The US Federal Reserve on Wednesday decided to hold interest rates steady for September, indicating next year may see fewer rate cuts that analysts had earlier anticipated.
Still, amid inflation that remains elevated despite a fairly strong economy, the Fed has signaled there may be another rate hike later this year.
Wednesday decision means the benchmark short-term interest rate will remain at 5.25 percent to 5.5 percent, a 22-year high.
This is only the second time since March 2022 that the Fed meetings have concluded without another rate hike. But oil could be what tips the Fed over the edge.
“Economic data reports continue to show a slowing economy. … If there is one thing that could potentially persuade the Fed to raise rates later this year, it’s oil,” CNN quoted JJ Kinahan, chief executive at IG Group North America, as saying on Wednesday.
Oanda senior market analyst Craig Erlam likewise noted that “At a time when central banks are starting to see the light at the end of the inflation tunnel, $100+ oil will be incredibly unwelcome and unhelpful. I’m not sure there’s much economic sense in tipping the global economy into recession if OPEC+ persevered with these cuts, which makes me question how high the price will go and how sustainable it will be,” as reported by Yahoo Finance.
Oil hit $95 per barrel earlier this week, and predictions of at least $100 oil are gaining momentum among the bull camps.
Last week’s 3.7 percent jump in the US Consumer Price Index (CPI) was largely accounted for by a spike in gasoline prices, with CPI data overall showing a decrease in inflation.
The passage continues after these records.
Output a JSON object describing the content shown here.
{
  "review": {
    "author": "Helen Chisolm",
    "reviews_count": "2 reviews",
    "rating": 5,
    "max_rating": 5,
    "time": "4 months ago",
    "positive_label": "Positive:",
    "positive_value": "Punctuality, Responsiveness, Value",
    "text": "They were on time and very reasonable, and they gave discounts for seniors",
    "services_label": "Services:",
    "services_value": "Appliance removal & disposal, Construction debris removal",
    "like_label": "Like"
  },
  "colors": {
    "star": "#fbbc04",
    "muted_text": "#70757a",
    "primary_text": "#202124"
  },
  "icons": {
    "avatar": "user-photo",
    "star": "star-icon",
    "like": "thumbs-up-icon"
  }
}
In the UK, as well, analysts are concerned that soaring oil prices could reverse consumer price inflation that has been declining since February this year, with the Bank of English set to decide on interest rates on Thursday.